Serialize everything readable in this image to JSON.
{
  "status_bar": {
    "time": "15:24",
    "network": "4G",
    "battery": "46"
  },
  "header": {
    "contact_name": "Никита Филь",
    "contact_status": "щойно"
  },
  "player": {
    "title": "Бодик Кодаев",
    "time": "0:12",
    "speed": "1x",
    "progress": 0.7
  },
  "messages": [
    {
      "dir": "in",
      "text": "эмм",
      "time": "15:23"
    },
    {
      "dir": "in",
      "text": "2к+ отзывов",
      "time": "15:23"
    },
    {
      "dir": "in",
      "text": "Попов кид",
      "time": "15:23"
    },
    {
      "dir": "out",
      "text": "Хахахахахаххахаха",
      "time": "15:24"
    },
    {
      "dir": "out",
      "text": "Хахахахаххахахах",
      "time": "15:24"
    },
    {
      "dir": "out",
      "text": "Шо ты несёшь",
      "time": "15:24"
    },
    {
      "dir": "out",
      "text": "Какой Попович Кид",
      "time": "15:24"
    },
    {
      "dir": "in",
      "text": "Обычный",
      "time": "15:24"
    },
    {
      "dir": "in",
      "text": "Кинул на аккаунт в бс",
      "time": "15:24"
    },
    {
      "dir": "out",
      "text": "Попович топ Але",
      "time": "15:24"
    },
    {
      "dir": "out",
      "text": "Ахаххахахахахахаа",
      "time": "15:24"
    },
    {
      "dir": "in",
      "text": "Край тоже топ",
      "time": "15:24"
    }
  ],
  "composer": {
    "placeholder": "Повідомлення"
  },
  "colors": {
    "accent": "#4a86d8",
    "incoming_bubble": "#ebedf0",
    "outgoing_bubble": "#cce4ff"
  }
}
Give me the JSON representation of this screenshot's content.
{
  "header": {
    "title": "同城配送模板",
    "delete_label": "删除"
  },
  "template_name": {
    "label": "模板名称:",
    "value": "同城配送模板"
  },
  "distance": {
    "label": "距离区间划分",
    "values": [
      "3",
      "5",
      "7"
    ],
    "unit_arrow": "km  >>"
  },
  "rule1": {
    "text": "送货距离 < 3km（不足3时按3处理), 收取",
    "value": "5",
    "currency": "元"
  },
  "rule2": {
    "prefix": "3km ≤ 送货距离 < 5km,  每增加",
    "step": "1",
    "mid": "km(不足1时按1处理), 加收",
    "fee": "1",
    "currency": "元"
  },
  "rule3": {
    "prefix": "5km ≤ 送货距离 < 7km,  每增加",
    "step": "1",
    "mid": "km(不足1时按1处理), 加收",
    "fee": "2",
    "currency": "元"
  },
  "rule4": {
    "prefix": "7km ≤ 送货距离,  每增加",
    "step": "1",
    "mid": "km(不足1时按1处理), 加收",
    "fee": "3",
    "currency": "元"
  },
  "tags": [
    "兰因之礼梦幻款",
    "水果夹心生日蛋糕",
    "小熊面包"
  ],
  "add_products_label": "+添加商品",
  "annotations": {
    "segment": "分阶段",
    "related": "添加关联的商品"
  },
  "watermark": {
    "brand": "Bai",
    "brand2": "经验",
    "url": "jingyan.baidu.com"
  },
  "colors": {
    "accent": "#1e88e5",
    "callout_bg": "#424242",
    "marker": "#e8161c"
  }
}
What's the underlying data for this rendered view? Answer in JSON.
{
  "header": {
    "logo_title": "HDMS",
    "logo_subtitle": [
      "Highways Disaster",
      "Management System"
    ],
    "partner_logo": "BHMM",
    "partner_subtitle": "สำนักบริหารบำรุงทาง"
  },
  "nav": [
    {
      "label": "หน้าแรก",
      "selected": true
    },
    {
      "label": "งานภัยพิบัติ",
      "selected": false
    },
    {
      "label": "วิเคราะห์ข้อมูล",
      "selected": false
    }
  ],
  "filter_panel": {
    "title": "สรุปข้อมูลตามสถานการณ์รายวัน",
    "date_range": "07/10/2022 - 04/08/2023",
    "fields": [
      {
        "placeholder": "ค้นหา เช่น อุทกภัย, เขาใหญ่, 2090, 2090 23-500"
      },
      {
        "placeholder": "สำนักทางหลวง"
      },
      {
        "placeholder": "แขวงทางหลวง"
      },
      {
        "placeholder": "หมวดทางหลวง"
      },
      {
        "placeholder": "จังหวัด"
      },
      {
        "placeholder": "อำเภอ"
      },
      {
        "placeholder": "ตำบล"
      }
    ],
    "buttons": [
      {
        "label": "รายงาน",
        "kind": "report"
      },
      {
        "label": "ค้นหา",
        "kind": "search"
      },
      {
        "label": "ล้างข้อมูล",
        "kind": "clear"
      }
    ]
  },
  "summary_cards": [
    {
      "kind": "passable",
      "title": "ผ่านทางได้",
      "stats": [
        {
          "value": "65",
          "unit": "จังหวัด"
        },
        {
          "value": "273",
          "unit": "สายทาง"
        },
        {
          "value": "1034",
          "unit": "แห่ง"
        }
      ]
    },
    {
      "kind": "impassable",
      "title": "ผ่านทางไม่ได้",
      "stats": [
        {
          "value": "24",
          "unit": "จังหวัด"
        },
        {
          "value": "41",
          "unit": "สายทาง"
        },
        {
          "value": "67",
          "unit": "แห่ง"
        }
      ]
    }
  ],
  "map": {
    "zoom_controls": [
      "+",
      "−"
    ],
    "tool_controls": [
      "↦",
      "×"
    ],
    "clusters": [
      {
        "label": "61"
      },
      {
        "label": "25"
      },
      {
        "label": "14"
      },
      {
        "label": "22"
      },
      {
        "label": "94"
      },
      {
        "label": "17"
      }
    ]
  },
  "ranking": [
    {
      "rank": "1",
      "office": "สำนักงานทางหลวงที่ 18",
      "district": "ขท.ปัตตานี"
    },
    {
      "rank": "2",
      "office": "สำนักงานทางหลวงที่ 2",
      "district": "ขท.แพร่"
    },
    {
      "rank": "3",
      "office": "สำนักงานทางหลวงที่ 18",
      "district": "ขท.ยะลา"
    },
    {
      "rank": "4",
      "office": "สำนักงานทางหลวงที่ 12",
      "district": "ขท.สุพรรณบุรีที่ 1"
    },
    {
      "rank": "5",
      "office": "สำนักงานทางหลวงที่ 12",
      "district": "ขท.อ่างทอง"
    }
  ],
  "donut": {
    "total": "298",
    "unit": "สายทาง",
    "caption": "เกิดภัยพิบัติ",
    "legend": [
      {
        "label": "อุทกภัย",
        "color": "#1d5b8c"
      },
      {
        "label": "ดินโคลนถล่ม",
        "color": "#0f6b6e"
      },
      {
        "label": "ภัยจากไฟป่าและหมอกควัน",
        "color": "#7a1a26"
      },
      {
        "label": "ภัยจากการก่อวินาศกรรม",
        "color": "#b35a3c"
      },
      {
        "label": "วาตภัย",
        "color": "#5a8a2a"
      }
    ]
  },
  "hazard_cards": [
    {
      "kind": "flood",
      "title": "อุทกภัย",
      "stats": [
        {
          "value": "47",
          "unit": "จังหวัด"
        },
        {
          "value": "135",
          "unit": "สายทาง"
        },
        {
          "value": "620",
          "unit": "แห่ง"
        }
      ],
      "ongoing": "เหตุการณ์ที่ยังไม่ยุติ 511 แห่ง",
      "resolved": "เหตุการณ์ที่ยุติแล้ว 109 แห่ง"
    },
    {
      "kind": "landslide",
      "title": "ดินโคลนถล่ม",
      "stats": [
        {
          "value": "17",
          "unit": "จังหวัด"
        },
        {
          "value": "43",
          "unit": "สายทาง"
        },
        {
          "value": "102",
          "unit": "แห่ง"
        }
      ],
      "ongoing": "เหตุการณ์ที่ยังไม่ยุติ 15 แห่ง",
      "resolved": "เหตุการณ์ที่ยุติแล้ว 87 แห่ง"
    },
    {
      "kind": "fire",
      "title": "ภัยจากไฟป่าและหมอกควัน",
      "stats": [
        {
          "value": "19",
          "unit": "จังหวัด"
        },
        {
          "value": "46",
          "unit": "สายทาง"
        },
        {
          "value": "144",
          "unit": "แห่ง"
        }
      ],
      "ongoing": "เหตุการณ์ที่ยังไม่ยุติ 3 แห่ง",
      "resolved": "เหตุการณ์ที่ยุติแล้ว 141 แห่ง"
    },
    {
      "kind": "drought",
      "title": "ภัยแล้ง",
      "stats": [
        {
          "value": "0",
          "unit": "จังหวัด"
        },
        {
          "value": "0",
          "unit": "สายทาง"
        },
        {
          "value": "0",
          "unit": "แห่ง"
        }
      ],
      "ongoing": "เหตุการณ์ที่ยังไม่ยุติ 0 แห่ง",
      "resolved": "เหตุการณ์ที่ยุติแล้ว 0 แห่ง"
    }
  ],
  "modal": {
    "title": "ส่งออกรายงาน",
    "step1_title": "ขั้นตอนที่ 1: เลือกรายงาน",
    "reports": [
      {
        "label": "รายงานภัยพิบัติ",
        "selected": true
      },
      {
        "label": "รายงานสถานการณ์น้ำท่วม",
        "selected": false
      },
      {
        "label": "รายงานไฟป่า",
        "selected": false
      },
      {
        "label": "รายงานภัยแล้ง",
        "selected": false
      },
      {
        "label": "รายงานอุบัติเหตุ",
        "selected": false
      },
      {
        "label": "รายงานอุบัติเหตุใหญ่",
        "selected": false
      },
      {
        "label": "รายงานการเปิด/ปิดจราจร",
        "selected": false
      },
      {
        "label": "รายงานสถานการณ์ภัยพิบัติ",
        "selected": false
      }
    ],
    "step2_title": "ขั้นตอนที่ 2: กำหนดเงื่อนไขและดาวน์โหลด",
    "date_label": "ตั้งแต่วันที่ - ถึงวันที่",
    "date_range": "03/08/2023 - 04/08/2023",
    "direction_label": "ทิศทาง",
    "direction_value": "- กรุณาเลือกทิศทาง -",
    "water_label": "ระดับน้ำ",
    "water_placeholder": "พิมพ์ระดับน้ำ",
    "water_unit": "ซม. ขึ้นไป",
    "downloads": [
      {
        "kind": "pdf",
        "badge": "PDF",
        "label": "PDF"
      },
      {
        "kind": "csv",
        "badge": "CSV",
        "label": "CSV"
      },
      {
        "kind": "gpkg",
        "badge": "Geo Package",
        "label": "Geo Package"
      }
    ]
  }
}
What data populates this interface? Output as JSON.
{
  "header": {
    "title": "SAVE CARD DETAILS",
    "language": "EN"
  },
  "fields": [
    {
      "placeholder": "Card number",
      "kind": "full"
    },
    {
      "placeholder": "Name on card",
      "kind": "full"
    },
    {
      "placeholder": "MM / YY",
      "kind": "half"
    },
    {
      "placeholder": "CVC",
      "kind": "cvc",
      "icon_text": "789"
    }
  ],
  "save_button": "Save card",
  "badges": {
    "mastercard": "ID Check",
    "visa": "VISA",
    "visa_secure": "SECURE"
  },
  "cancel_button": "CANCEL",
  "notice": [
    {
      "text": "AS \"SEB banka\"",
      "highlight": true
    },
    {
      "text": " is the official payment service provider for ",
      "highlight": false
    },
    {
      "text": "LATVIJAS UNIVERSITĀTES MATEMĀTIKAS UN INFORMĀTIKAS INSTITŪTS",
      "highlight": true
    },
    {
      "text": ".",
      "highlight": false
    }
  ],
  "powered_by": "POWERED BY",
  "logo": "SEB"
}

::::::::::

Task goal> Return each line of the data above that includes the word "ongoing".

Response box>
      "ongoing": "เหตุการณ์ที่ยังไม่ยุติ 511 แห่ง",
      "ongoing": "เหตุการณ์ที่ยังไม่ยุติ 15 แห่ง",
      "ongoing": "เหตุการณ์ที่ยังไม่ยุติ 3 แห่ง",
      "ongoing": "เหตุการณ์ที่ยังไม่ยุติ 0 แห่ง",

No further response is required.